▸ **Task prompt**: Give the number of lines in the data below where the word "title" appears, and nothing besides.

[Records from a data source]

- Opening Delimiter -

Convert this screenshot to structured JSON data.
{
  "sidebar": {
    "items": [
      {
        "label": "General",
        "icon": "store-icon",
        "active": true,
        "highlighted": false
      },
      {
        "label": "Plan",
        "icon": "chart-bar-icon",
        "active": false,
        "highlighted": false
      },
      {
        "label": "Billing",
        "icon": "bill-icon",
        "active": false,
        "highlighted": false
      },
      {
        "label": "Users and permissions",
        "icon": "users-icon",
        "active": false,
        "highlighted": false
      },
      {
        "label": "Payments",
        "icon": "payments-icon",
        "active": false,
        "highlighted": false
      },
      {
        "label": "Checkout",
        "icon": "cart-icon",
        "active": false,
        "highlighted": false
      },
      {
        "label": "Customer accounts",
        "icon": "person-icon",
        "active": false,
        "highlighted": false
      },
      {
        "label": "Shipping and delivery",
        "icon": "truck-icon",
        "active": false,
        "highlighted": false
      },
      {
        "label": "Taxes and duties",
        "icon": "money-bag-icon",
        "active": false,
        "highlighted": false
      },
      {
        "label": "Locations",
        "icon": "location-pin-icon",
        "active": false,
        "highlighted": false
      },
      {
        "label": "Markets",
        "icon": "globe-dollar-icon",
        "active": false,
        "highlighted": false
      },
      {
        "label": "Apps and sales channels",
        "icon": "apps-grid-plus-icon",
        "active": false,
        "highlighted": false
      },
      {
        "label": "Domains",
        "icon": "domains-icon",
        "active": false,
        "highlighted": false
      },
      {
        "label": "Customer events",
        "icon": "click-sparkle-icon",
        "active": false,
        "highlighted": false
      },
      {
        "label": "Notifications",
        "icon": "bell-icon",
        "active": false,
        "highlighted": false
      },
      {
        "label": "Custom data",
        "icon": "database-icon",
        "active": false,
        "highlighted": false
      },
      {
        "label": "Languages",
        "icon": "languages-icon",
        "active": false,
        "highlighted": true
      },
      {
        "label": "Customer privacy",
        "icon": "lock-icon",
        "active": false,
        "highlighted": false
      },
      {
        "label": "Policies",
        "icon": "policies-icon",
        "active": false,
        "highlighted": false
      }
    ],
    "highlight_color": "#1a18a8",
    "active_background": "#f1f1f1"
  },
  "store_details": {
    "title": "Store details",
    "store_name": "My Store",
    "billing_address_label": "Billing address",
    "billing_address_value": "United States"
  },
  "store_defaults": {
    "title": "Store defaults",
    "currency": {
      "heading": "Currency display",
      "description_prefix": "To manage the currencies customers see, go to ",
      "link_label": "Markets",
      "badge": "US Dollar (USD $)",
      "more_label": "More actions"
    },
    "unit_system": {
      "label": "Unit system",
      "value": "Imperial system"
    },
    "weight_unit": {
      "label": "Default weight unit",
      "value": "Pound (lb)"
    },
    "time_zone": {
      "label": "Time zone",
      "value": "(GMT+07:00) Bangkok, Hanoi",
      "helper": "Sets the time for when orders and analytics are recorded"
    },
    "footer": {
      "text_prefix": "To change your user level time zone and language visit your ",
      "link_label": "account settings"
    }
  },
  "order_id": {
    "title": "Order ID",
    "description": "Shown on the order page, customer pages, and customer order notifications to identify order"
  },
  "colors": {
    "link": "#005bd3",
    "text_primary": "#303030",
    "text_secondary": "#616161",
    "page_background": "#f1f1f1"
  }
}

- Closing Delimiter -

▸ **Solved exercise**: 3